Next step is to setup the Encryption Key. Go into the freshly minted (or existing) vault and go to keys to add a key. Give it a name and set the type to HSM (if you don’t have that option it’s because you have a standard Key Vault). Make sure it’s enabled and click Create.
Add Permissions to the Application
Next step is to add permission to the Key Vault for the Enterprise Application. Go into the Key Vault and open Access Policies, Add New. Select the Enterprise Application setup previously as the Service Principal. As the VM is encrypted, the application will generate, update and read keys to the key vault. Give the application all Key Permissions and Secret Permissions. Save the changes when finished
The Encryption Commands
We are ready for disk encryption now that the prep work is finished. Notice the computer below has an OS, temp and F: data drive, all with BitLocker turned off. You can also run the following command to get the VM Encryption Status:
Get-AzureRmVMDiskEncryptionStatus -ResourceGroupName RGName -VMName VMName
Here is a breakdown of the commands:
First the variables. This section specifies the VM name and Resource Group as well as the ID of the application setup earlier. The application ID is a long GUID listed in Azure AD under Enterprise Applications Properties. The Application Secret was given when the application key was created.
$VmRgName = ‘Virtual Machine Resource Group' $vmName = ‘Virtual Machine Name' $aadApplicationID = ‘long string of digits for the application ID' $aadApplicationSecret = ‘long string of digits for the application secret'
Listed below are the variables for the Key Vault. Although the Key Vault and encrypted VM have to be in the same region, they do not need to be in the same Resource Group. This example assumes that the Key Vault is in a different Resource Group. If that’s not the case, simply add the same Resource Group as above.
$kvRgName = ‘Key Vault Resource Group' $kvKeyName = ‘Key Vault Key Name’ $keyVaultName = 'Key Vault Name' $KeyVault = Get-AzureRmKeyVault -VaultName $KeyVaultName -ResourceGroupName $kvRgName
The rest of the variables required for the command to run.
$diskEncryptionKvUrl = $KeyVault.VaultUri $KeyVaultResourceId = $KeyVault.ResourceId $keyEncryptionKeyUrl = (Get-AzureKeyVaultKey -VaultName $keyVaultName -Name $kvKeyName).Key.kid;
*Now seems like a good time to remind you to test in a test environment and backup VM’s prior to encrypting. Proceed at your own risk!
After the above commands are entered and ran it’s time to encrypt the dive. The command below will start the process.
A note about the -Skipvmbackup switch. This will do as it says, skip the backup prior to encrypting and is not recommended for non-managed disks. However, the backup process that set-AzureRmVMDiskEncryptionExtenstion runs is not supported for managed disks and the command will fail unless you add the -skipvmbackup switch. Per Microsoft, it is a requirement that you manually backup the disks prior to running this command on a VM with managed disks.

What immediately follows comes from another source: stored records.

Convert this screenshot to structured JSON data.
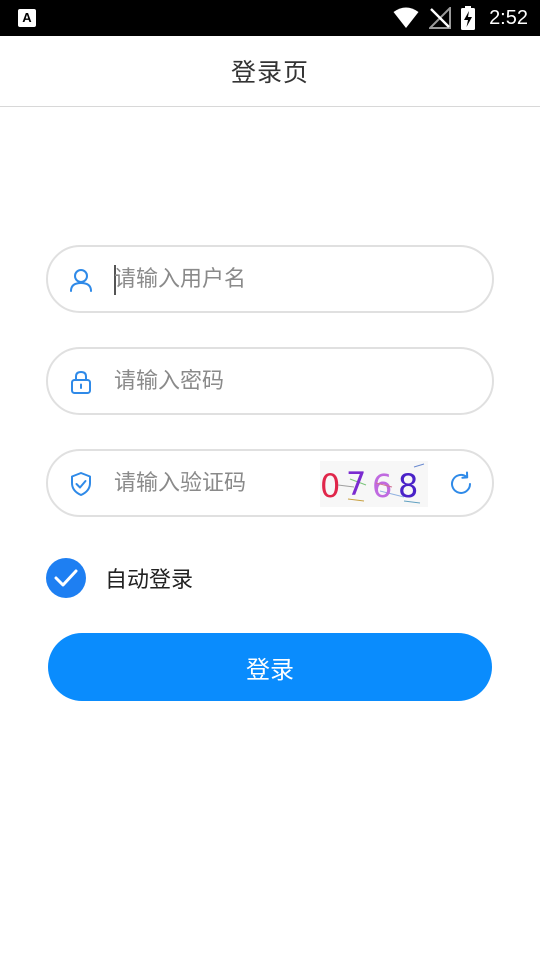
{
  "status_bar": {
    "app_icon_letter": "A",
    "time": "2:52"
  },
  "header": {
    "title": "登录页"
  },
  "form": {
    "username": {
      "placeholder": "请输入用户名",
      "value": ""
    },
    "password": {
      "placeholder": "请输入密码",
      "value": ""
    },
    "captcha": {
      "placeholder": "请输入验证码",
      "value": "",
      "image_digits": [
        "0",
        "7",
        "6",
        "8"
      ],
      "digit_colors": [
        "#e0264a",
        "#7b2bd0",
        "#c06ae0",
        "#4a22c8"
      ]
    },
    "auto_login": {
      "label": "自动登录",
      "checked": true
    },
    "submit_label": "登录"
  },
  "colors": {
    "accent": "#1e7ff2",
    "button": "#0a8cfd",
    "icon": "#2f8ae8"
  }
}
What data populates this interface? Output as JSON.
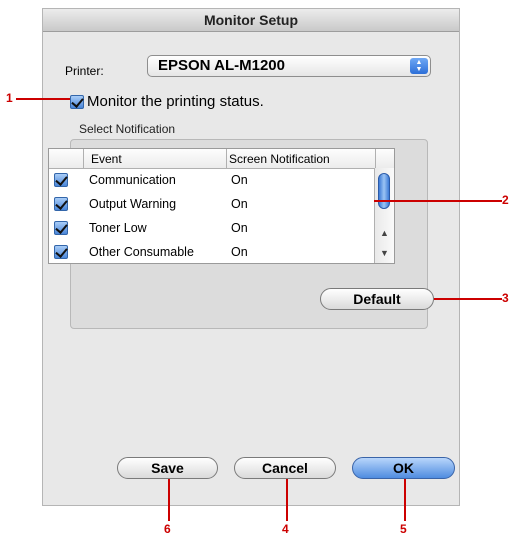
{
  "window": {
    "title": "Monitor Setup"
  },
  "printer": {
    "label": "Printer:",
    "value": "EPSON AL-M1200"
  },
  "monitor": {
    "label": "Monitor the printing status.",
    "checked": true
  },
  "notification": {
    "group_label": "Select Notification",
    "columns": [
      "Event",
      "Screen Notification"
    ],
    "rows": [
      {
        "event": "Communication",
        "screen": "On",
        "checked": true
      },
      {
        "event": "Output Warning",
        "screen": "On",
        "checked": true
      },
      {
        "event": "Toner Low",
        "screen": "On",
        "checked": true
      },
      {
        "event": "Other Consumable",
        "screen": "On",
        "checked": true
      }
    ],
    "default_button": "Default"
  },
  "footer": {
    "save": "Save",
    "cancel": "Cancel",
    "ok": "OK"
  },
  "callouts": [
    "1",
    "2",
    "3",
    "4",
    "5",
    "6"
  ],
  "colors": {
    "callout": "#cc0000",
    "accent": "#4f8ce0"
  }
}
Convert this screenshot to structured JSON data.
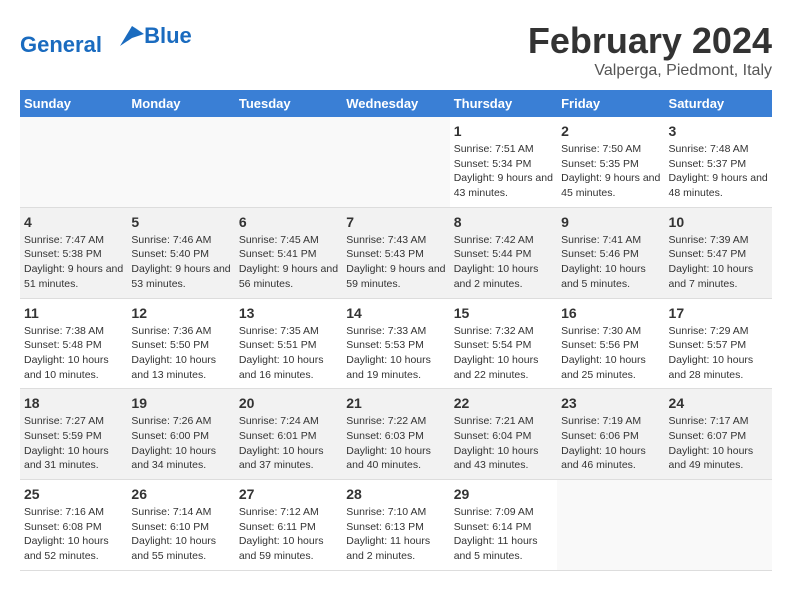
{
  "logo": {
    "line1": "General",
    "line2": "Blue"
  },
  "title": "February 2024",
  "subtitle": "Valperga, Piedmont, Italy",
  "weekdays": [
    "Sunday",
    "Monday",
    "Tuesday",
    "Wednesday",
    "Thursday",
    "Friday",
    "Saturday"
  ],
  "weeks": [
    [
      {
        "day": "",
        "info": ""
      },
      {
        "day": "",
        "info": ""
      },
      {
        "day": "",
        "info": ""
      },
      {
        "day": "",
        "info": ""
      },
      {
        "day": "1",
        "info": "Sunrise: 7:51 AM\nSunset: 5:34 PM\nDaylight: 9 hours\nand 43 minutes."
      },
      {
        "day": "2",
        "info": "Sunrise: 7:50 AM\nSunset: 5:35 PM\nDaylight: 9 hours\nand 45 minutes."
      },
      {
        "day": "3",
        "info": "Sunrise: 7:48 AM\nSunset: 5:37 PM\nDaylight: 9 hours\nand 48 minutes."
      }
    ],
    [
      {
        "day": "4",
        "info": "Sunrise: 7:47 AM\nSunset: 5:38 PM\nDaylight: 9 hours\nand 51 minutes."
      },
      {
        "day": "5",
        "info": "Sunrise: 7:46 AM\nSunset: 5:40 PM\nDaylight: 9 hours\nand 53 minutes."
      },
      {
        "day": "6",
        "info": "Sunrise: 7:45 AM\nSunset: 5:41 PM\nDaylight: 9 hours\nand 56 minutes."
      },
      {
        "day": "7",
        "info": "Sunrise: 7:43 AM\nSunset: 5:43 PM\nDaylight: 9 hours\nand 59 minutes."
      },
      {
        "day": "8",
        "info": "Sunrise: 7:42 AM\nSunset: 5:44 PM\nDaylight: 10 hours\nand 2 minutes."
      },
      {
        "day": "9",
        "info": "Sunrise: 7:41 AM\nSunset: 5:46 PM\nDaylight: 10 hours\nand 5 minutes."
      },
      {
        "day": "10",
        "info": "Sunrise: 7:39 AM\nSunset: 5:47 PM\nDaylight: 10 hours\nand 7 minutes."
      }
    ],
    [
      {
        "day": "11",
        "info": "Sunrise: 7:38 AM\nSunset: 5:48 PM\nDaylight: 10 hours\nand 10 minutes."
      },
      {
        "day": "12",
        "info": "Sunrise: 7:36 AM\nSunset: 5:50 PM\nDaylight: 10 hours\nand 13 minutes."
      },
      {
        "day": "13",
        "info": "Sunrise: 7:35 AM\nSunset: 5:51 PM\nDaylight: 10 hours\nand 16 minutes."
      },
      {
        "day": "14",
        "info": "Sunrise: 7:33 AM\nSunset: 5:53 PM\nDaylight: 10 hours\nand 19 minutes."
      },
      {
        "day": "15",
        "info": "Sunrise: 7:32 AM\nSunset: 5:54 PM\nDaylight: 10 hours\nand 22 minutes."
      },
      {
        "day": "16",
        "info": "Sunrise: 7:30 AM\nSunset: 5:56 PM\nDaylight: 10 hours\nand 25 minutes."
      },
      {
        "day": "17",
        "info": "Sunrise: 7:29 AM\nSunset: 5:57 PM\nDaylight: 10 hours\nand 28 minutes."
      }
    ],
    [
      {
        "day": "18",
        "info": "Sunrise: 7:27 AM\nSunset: 5:59 PM\nDaylight: 10 hours\nand 31 minutes."
      },
      {
        "day": "19",
        "info": "Sunrise: 7:26 AM\nSunset: 6:00 PM\nDaylight: 10 hours\nand 34 minutes."
      },
      {
        "day": "20",
        "info": "Sunrise: 7:24 AM\nSunset: 6:01 PM\nDaylight: 10 hours\nand 37 minutes."
      },
      {
        "day": "21",
        "info": "Sunrise: 7:22 AM\nSunset: 6:03 PM\nDaylight: 10 hours\nand 40 minutes."
      },
      {
        "day": "22",
        "info": "Sunrise: 7:21 AM\nSunset: 6:04 PM\nDaylight: 10 hours\nand 43 minutes."
      },
      {
        "day": "23",
        "info": "Sunrise: 7:19 AM\nSunset: 6:06 PM\nDaylight: 10 hours\nand 46 minutes."
      },
      {
        "day": "24",
        "info": "Sunrise: 7:17 AM\nSunset: 6:07 PM\nDaylight: 10 hours\nand 49 minutes."
      }
    ],
    [
      {
        "day": "25",
        "info": "Sunrise: 7:16 AM\nSunset: 6:08 PM\nDaylight: 10 hours\nand 52 minutes."
      },
      {
        "day": "26",
        "info": "Sunrise: 7:14 AM\nSunset: 6:10 PM\nDaylight: 10 hours\nand 55 minutes."
      },
      {
        "day": "27",
        "info": "Sunrise: 7:12 AM\nSunset: 6:11 PM\nDaylight: 10 hours\nand 59 minutes."
      },
      {
        "day": "28",
        "info": "Sunrise: 7:10 AM\nSunset: 6:13 PM\nDaylight: 11 hours\nand 2 minutes."
      },
      {
        "day": "29",
        "info": "Sunrise: 7:09 AM\nSunset: 6:14 PM\nDaylight: 11 hours\nand 5 minutes."
      },
      {
        "day": "",
        "info": ""
      },
      {
        "day": "",
        "info": ""
      }
    ]
  ]
}
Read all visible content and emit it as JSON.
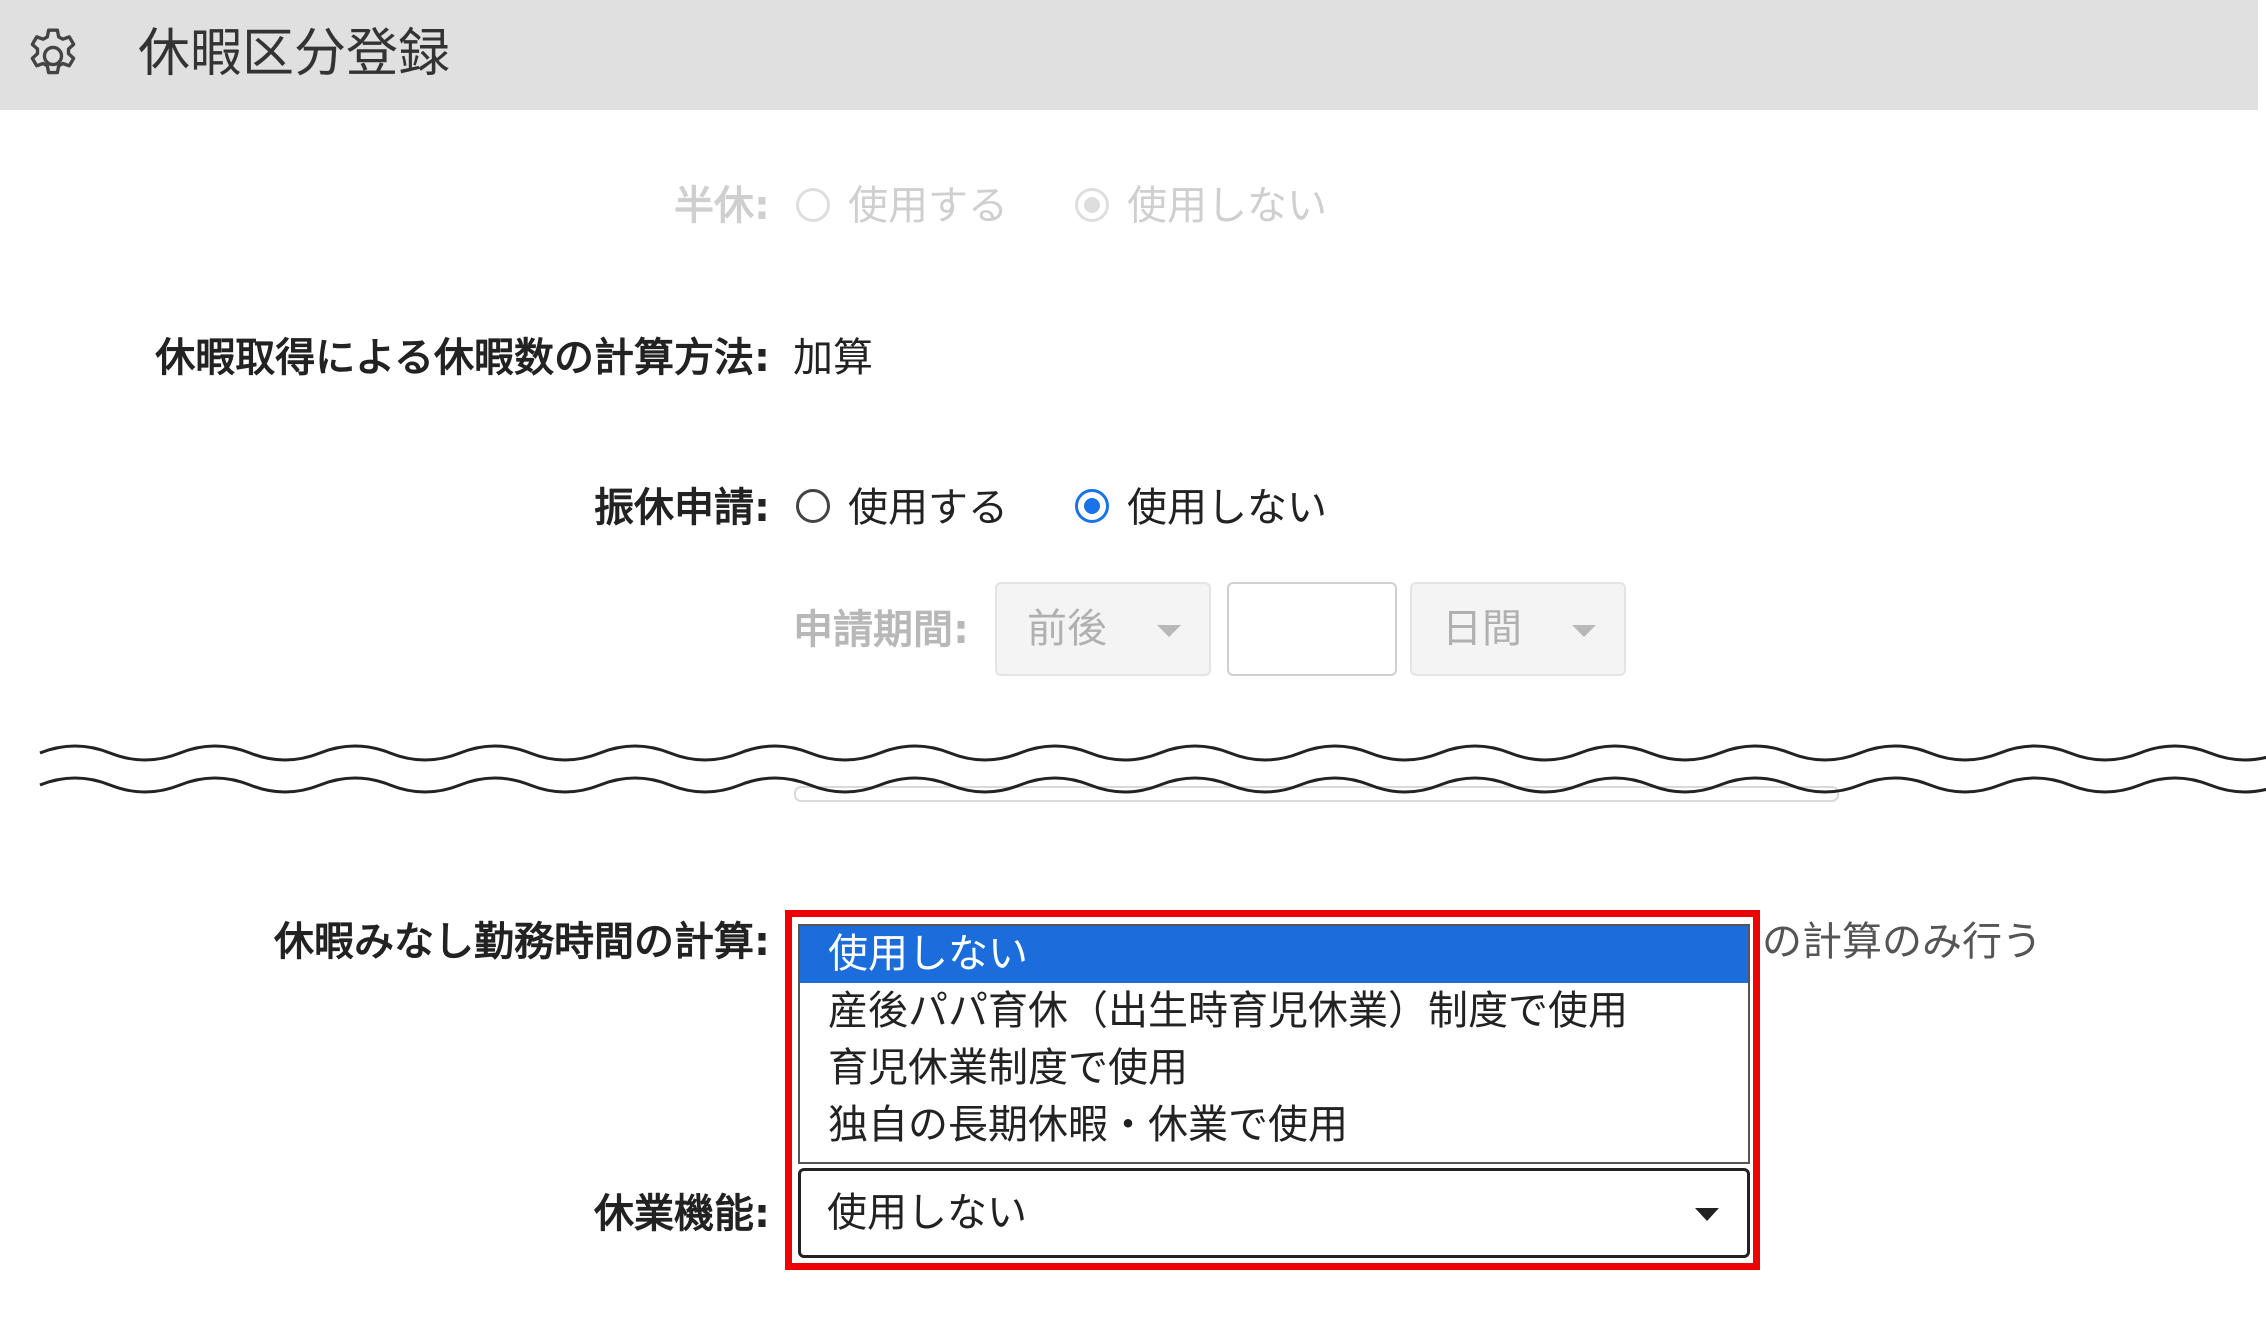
{
  "header": {
    "title": "休暇区分登録",
    "icon": "gear-icon"
  },
  "half_day": {
    "label": "半休:",
    "options": [
      "使用する",
      "使用しない"
    ],
    "selected": "使用しない"
  },
  "calc_method": {
    "label": "休暇取得による休暇数の計算方法:",
    "value": "加算"
  },
  "substitute": {
    "label": "振休申請:",
    "options": [
      "使用する",
      "使用しない"
    ],
    "selected": "使用しない",
    "period_label": "申請期間:",
    "period_direction": "前後",
    "period_value": "",
    "period_unit": "日間"
  },
  "deemed_hours": {
    "label": "休暇みなし勤務時間の計算:",
    "visible_option_tail": "の計算のみ行う"
  },
  "leave_function": {
    "label": "休業機能:",
    "selected": "使用しない",
    "options": [
      "使用しない",
      "産後パパ育休（出生時育児休業）制度で使用",
      "育児休業制度で使用",
      "独自の長期休暇・休業で使用"
    ]
  },
  "colors": {
    "highlight_border": "#ee0000",
    "selected_option": "#1a6ddb",
    "radio_checked": "#1a73e8",
    "header_bg": "#e0e0e0"
  }
}
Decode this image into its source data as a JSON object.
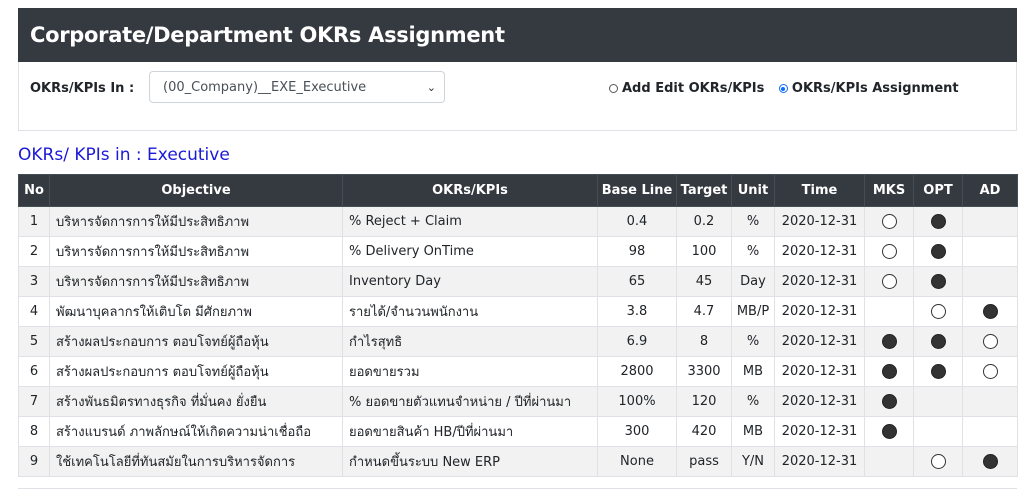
{
  "header": {
    "title": "Corporate/Department OKRs Assignment"
  },
  "filter": {
    "label": "OKRs/KPIs In :",
    "selected": "(00_Company)__EXE_Executive",
    "radio_add_edit": "Add Edit OKRs/KPIs",
    "radio_assignment": "OKRs/KPIs Assignment",
    "selected_mode": "assignment"
  },
  "section_title": "OKRs/ KPIs in : Executive",
  "table": {
    "headers": [
      "No",
      "Objective",
      "OKRs/KPIs",
      "Base Line",
      "Target",
      "Unit",
      "Time",
      "MKS",
      "OPT",
      "AD"
    ],
    "rows": [
      {
        "no": "1",
        "objective": "บริหารจัดการการให้มีประสิทธิภาพ",
        "kpi": "% Reject + Claim",
        "base": "0.4",
        "target": "0.2",
        "unit": "%",
        "time": "2020-12-31",
        "mks": "empty",
        "opt": "filled",
        "ad": ""
      },
      {
        "no": "2",
        "objective": "บริหารจัดการการให้มีประสิทธิภาพ",
        "kpi": "% Delivery OnTime",
        "base": "98",
        "target": "100",
        "unit": "%",
        "time": "2020-12-31",
        "mks": "empty",
        "opt": "filled",
        "ad": ""
      },
      {
        "no": "3",
        "objective": "บริหารจัดการการให้มีประสิทธิภาพ",
        "kpi": "Inventory Day",
        "base": "65",
        "target": "45",
        "unit": "Day",
        "time": "2020-12-31",
        "mks": "empty",
        "opt": "filled",
        "ad": ""
      },
      {
        "no": "4",
        "objective": "พัฒนาบุคลากรให้เติบโต มีศักยภาพ",
        "kpi": "รายได้/จำนวนพนักงาน",
        "base": "3.8",
        "target": "4.7",
        "unit": "MB/P",
        "time": "2020-12-31",
        "mks": "",
        "opt": "empty",
        "ad": "filled"
      },
      {
        "no": "5",
        "objective": "สร้างผลประกอบการ ตอบโจทย์ผู้ถือหุ้น",
        "kpi": "กำไรสุทธิ",
        "base": "6.9",
        "target": "8",
        "unit": "%",
        "time": "2020-12-31",
        "mks": "filled",
        "opt": "filled",
        "ad": "empty"
      },
      {
        "no": "6",
        "objective": "สร้างผลประกอบการ ตอบโจทย์ผู้ถือหุ้น",
        "kpi": "ยอดขายรวม",
        "base": "2800",
        "target": "3300",
        "unit": "MB",
        "time": "2020-12-31",
        "mks": "filled",
        "opt": "filled",
        "ad": "empty"
      },
      {
        "no": "7",
        "objective": "สร้างพันธมิตรทางธุรกิจ ที่มั่นคง ยั่งยืน",
        "kpi": "% ยอดขายตัวแทนจำหน่าย / ปีที่ผ่านมา",
        "base": "100%",
        "target": "120",
        "unit": "%",
        "time": "2020-12-31",
        "mks": "filled",
        "opt": "",
        "ad": ""
      },
      {
        "no": "8",
        "objective": "สร้างแบรนด์ ภาพลักษณ์ให้เกิดความน่าเชื่อถือ",
        "kpi": "ยอดขายสินค้า HB/ปีที่ผ่านมา",
        "base": "300",
        "target": "420",
        "unit": "MB",
        "time": "2020-12-31",
        "mks": "filled",
        "opt": "",
        "ad": ""
      },
      {
        "no": "9",
        "objective": "ใช้เทคโนโลยีที่ทันสมัยในการบริหารจัดการ",
        "kpi": "กำหนดขึ้นระบบ New ERP",
        "base": "None",
        "target": "pass",
        "unit": "Y/N",
        "time": "2020-12-31",
        "mks": "",
        "opt": "empty",
        "ad": "filled"
      }
    ]
  },
  "colors": {
    "header_bg": "#343a40",
    "section_title": "#1a19d8",
    "radio_accent": "#0d6efd"
  }
}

Set-AzureRmVMDiskEncryptionExtension -ResourceGroupName $vmRgname ` -VMName $vmName ` -AadClientID $aadApplicationID ` -AadClientSecret $aadApplicationSecret ` -DiskEncryptionKeyVaultUrl $diskEncryptionKvUrl ` -DiskEncryptionKeyVaultId $KeyVaultResourceId ` -KeyEncryptionKeyUrl $keyEncryptionKeyUrl ` -KeyEncryptionKeyVaultId $keyVaultResourceId ` # Remove the -skipvmbackup for non-managed # disks (as well as the ` mark at the end of the line above) -skipvmbackup
The process will force a reboot. All the drives are now showing as encrypted after the restart.
And that’s it, you now have encrypted disks. Always test this is the lab before production. Azure is nuanced and changes rapidly. Posts can become dated quickly.
One last piece of advice, test backup and recovery prior to putting Azure Disk Encryption into production. Disk encryption adds a layer of complexity to the recovery process. Be sure to understand how to recover encrypted VM’s before you need to recover one!